Post by Brandy Virgin, previous fieldwork student with CAOT-BC

Friday, 22 November 2019

Would you benefit from a mentor?

Are you a recent graduate, internationally educated, re-entering the workforce, transitioning into a new role or working in a remote community? A mentor may help you meet your professional goals.

Access 6 months of mentorship for only $99.00 (plus applicable taxes) with CAOT’s Mentorship On Demand program. You can start at any time! Learn more at

Are you wanting to help less experienced occupational therapists or occupational therapist assistants? Consider becoming a mentor!


Thursday, 21 November 2019

PAID ADVERTISEMENT: Contribute your knowledge! Provide feedback on a new approach to powered wheelchair provision

Dear Clinician,

Researchers from the University of British Columbia are investigating a new powered wheelchair technology and training system and would like your feedback.

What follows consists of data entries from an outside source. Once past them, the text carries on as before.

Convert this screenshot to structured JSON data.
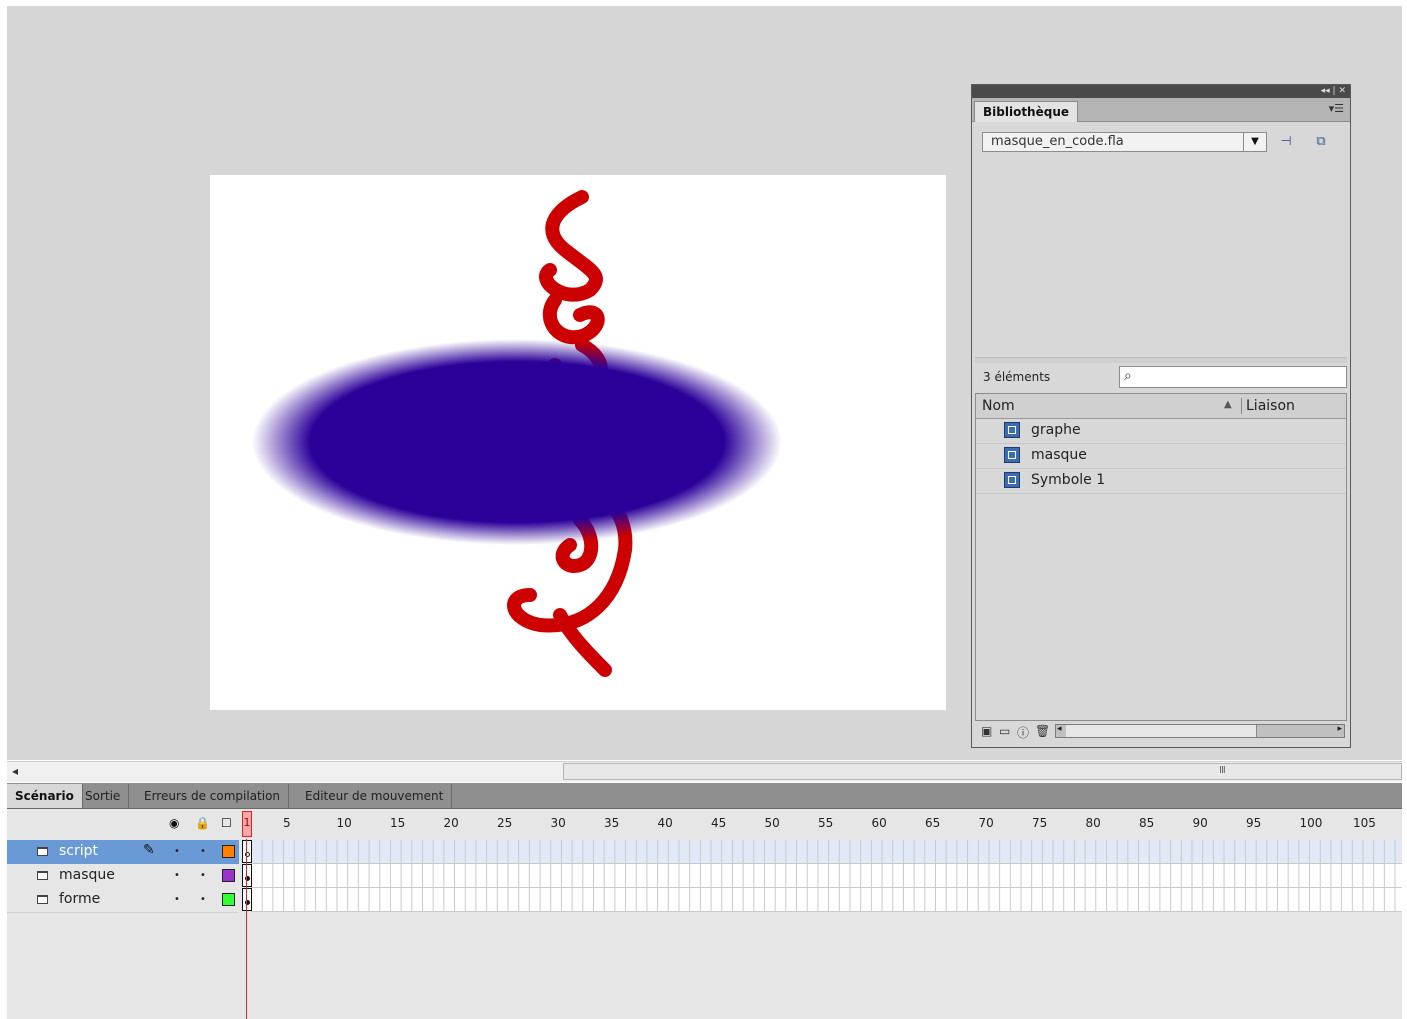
{
  "library": {
    "tab": "Bibliothèque",
    "file": "masque_en_code.fla",
    "count": "3 éléments",
    "col_name": "Nom",
    "col_link": "Liaison",
    "items": [
      "graphe",
      "masque",
      "Symbole 1"
    ],
    "titlebar_controls": "◂◂ | ✕"
  },
  "timeline": {
    "tabs": [
      "Scénario",
      "Sortie",
      "Erreurs de compilation",
      "Editeur de mouvement"
    ],
    "active_tab": "Scénario",
    "playhead_frame": "1",
    "frame_numbers": [
      "5",
      "10",
      "15",
      "20",
      "25",
      "30",
      "35",
      "40",
      "45",
      "50",
      "55",
      "60",
      "65",
      "70",
      "75",
      "80",
      "85",
      "90",
      "95",
      "100",
      "105"
    ],
    "layers": [
      {
        "name": "script",
        "selected": true,
        "color": "#ff7f00"
      },
      {
        "name": "masque",
        "selected": false,
        "color": "#9933cc"
      },
      {
        "name": "forme",
        "selected": false,
        "color": "#33ff33"
      }
    ]
  },
  "colors": {
    "ellipse": "#2b0099",
    "glyph": "#cc0000",
    "workspace": "#d6d6d6"
  },
  "icons": {
    "eye": "eye-icon",
    "lock": "lock-icon",
    "outline": "outline-icon",
    "pencil": "pencil-icon",
    "search": "search-icon",
    "symbol": "symbol-icon"
  }
}
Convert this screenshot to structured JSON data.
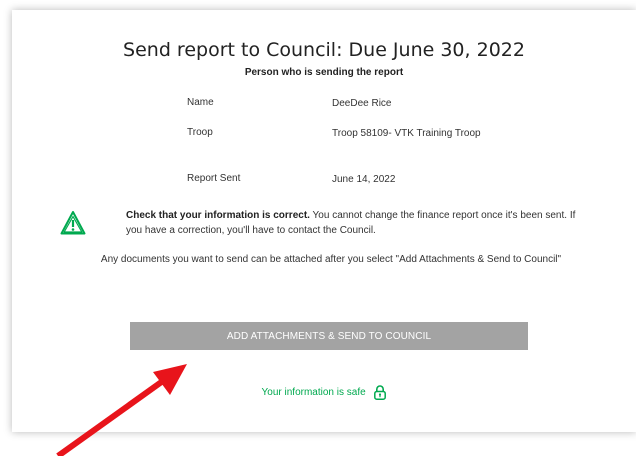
{
  "dialog": {
    "title": "Send report to Council: Due June 30, 2022",
    "subtitle": "Person who is sending the report"
  },
  "details": [
    {
      "label": "Name",
      "value": "DeeDee Rice"
    },
    {
      "label": "Troop",
      "value": "Troop 58109- VTK Training Troop"
    },
    {
      "label": "Report Sent",
      "value": "June 14, 2022"
    }
  ],
  "warning": {
    "bold": "Check that your information is correct.",
    "text": " You cannot change the finance report once it's been sent. If you have a correction, you'll have to contact the Council.",
    "icon": "warning-triangle-icon",
    "color": "#00a94f"
  },
  "attachments_note": "Any documents you want to send can be attached after you select \"Add Attachments & Send to Council\"",
  "send_button": {
    "label": "ADD ATTACHMENTS & SEND TO COUNCIL",
    "color": "#a3a3a3"
  },
  "safe_note": {
    "label": "Your information is safe",
    "icon": "lock-icon",
    "color": "#00a94f"
  },
  "annotation": {
    "icon": "red-arrow",
    "color": "#e8141b"
  }
}
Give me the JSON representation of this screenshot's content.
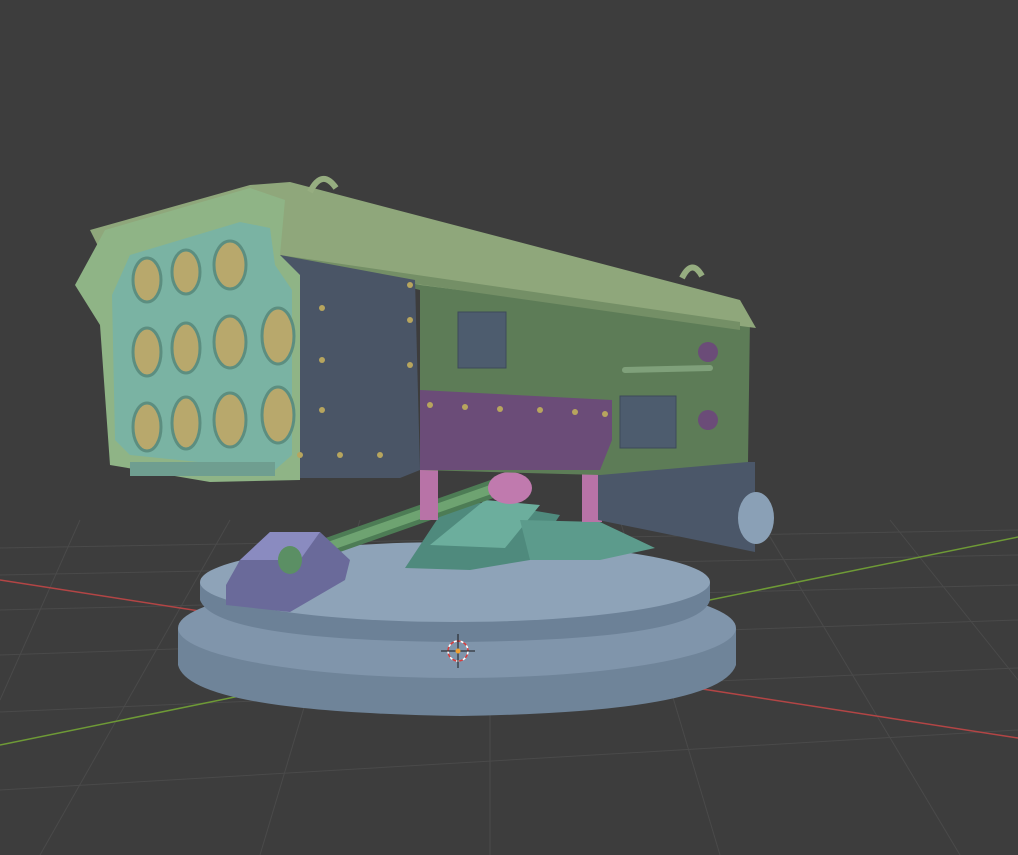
{
  "viewport": {
    "background": "#3d3d3d",
    "grid_color": "#4a4a4a",
    "x_axis_color": "#b34545",
    "y_axis_color": "#6e9a36"
  },
  "model": {
    "base_color": "#7d93a9",
    "cover_color": "#8da37a",
    "body_color": "#5f7d59",
    "face_color": "#7ab3a3",
    "tube_color": "#b8a86c",
    "panel_color": "#4a5566",
    "band_color": "#6b4c78",
    "mount_color": "#6a6a9a",
    "arm_color": "#5e8a66",
    "pivot_color": "#c07aae",
    "end_cap_color": "#8095ac",
    "rivet_color": "#b7a55e"
  },
  "cursor": {
    "icon": "3d-cursor-icon"
  }
}
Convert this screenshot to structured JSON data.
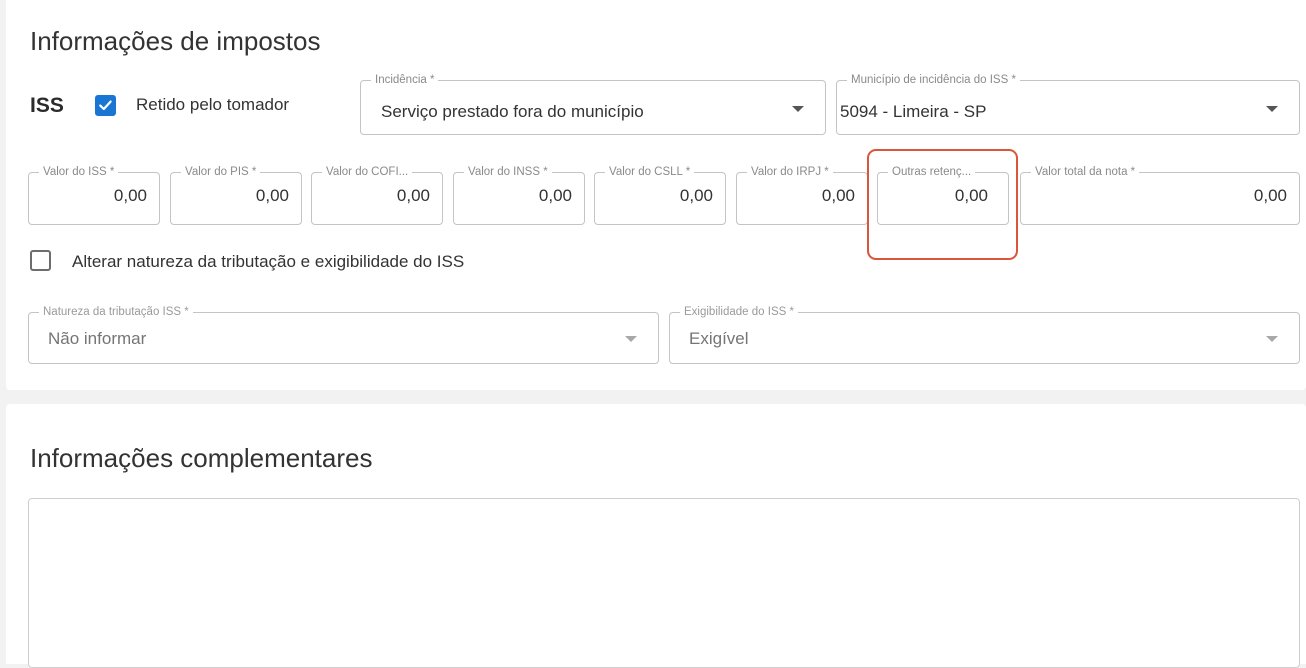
{
  "taxes_section": {
    "title": "Informações de impostos",
    "iss_label": "ISS",
    "retained_checkbox": {
      "label": "Retido pelo tomador",
      "checked": true
    },
    "incidence": {
      "label": "Incidência *",
      "value": "Serviço prestado fora do município"
    },
    "municipality": {
      "label": "Município de incidência do ISS *",
      "value": "5094 - Limeira - SP"
    },
    "tax_fields": [
      {
        "label": "Valor do ISS *",
        "value": "0,00"
      },
      {
        "label": "Valor do PIS *",
        "value": "0,00"
      },
      {
        "label": "Valor do COFI...",
        "value": "0,00"
      },
      {
        "label": "Valor do INSS *",
        "value": "0,00"
      },
      {
        "label": "Valor do CSLL *",
        "value": "0,00"
      },
      {
        "label": "Valor do IRPJ *",
        "value": "0,00"
      },
      {
        "label": "Outras retenç...",
        "value": "0,00"
      },
      {
        "label": "Valor total da nota *",
        "value": "0,00"
      }
    ],
    "alter_checkbox": {
      "label": "Alterar natureza da tributação e exigibilidade do ISS",
      "checked": false
    },
    "nature": {
      "label": "Natureza da tributação ISS *",
      "value": "Não informar"
    },
    "exigibility": {
      "label": "Exigibilidade do ISS *",
      "value": "Exigível"
    }
  },
  "complement_section": {
    "title": "Informações complementares",
    "text_value": ""
  },
  "colors": {
    "accent": "#1976d2",
    "highlight": "#d9563a",
    "border": "#c4c4c4",
    "background": "#f2f2f2"
  }
}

By clicking on the link below, you will be directed to a short (10 minute) survey to get your feedback on this technology and training system, and whether you would find this to be a useful tool in your clinical practice.

We are looking for clinicians who have experience with powered wheelchair provision in any setting throughout Canada.

Thank you for your assistance with our work,
CoPILOT Research Team

Principle Investigator: Dr. William Miller, Department of Occupational Science and Occupational Therapy, UBC, (604) 714-4108


Wednesday, 20 November 2019

Upcoming Practice Network Meeting: Traumatic Brain Injury - Community-Based Occupational Therapists and Speech-Language Pathologists Working Together

The Neurology Practice Network is back up and running! 

Don't miss the first meeting of the 2019-2020 membership year: 

Topic: Traumatic Brain Injury - Community-based Occupational Therapists and Speech-Language Pathologists Working Together

Presenters: Wendy Duke, M.Sc., RSLP, CCC-SLP and Nora Chambers, BSR Reg. OT(BC)

Learning Objectives:

Participants will:

  1. Improve their understanding of communication impairments (especially cognitive communication) in adult clients with traumatic brain injury.
  2. Improve their understanding of the unique role of the SLP with adult acquired brain injury clients.
  3. Increase their focus on the client's speech and language needs.
  4. Learn when to make appropriate and timely referrals to SLP services when required.

Date: December 3rd, 2019
Time: 12:00-1:00pm PST
Location: Webinar and in person (Vancouver - address included in registration confirmation)

Registration (free for members, $20+ tax for others)

Monday, 18 November 2019

Don't forget to register for the AMPS training course!

The Assessment of Motor and Process Skills (AMPS) is an innovative observational assessment that is used to measure the quality of a person’s activities of daily living (ADL). The AMPS is an ideal tool for occupational therapists who:
  • Have clients 2 years old and above, including older adults
  • Are looking for a valid and reliable assessment of the quality of ADL performance.
  • Need to demonstrate effectiveness of intervention.
When: February 3-7, 2020
Where: City Square Shopping Centre, Vancouver, BC

CAOT-BC members receive a discount on registration

Register here by January 3, 2020


Friday, 15 November 2019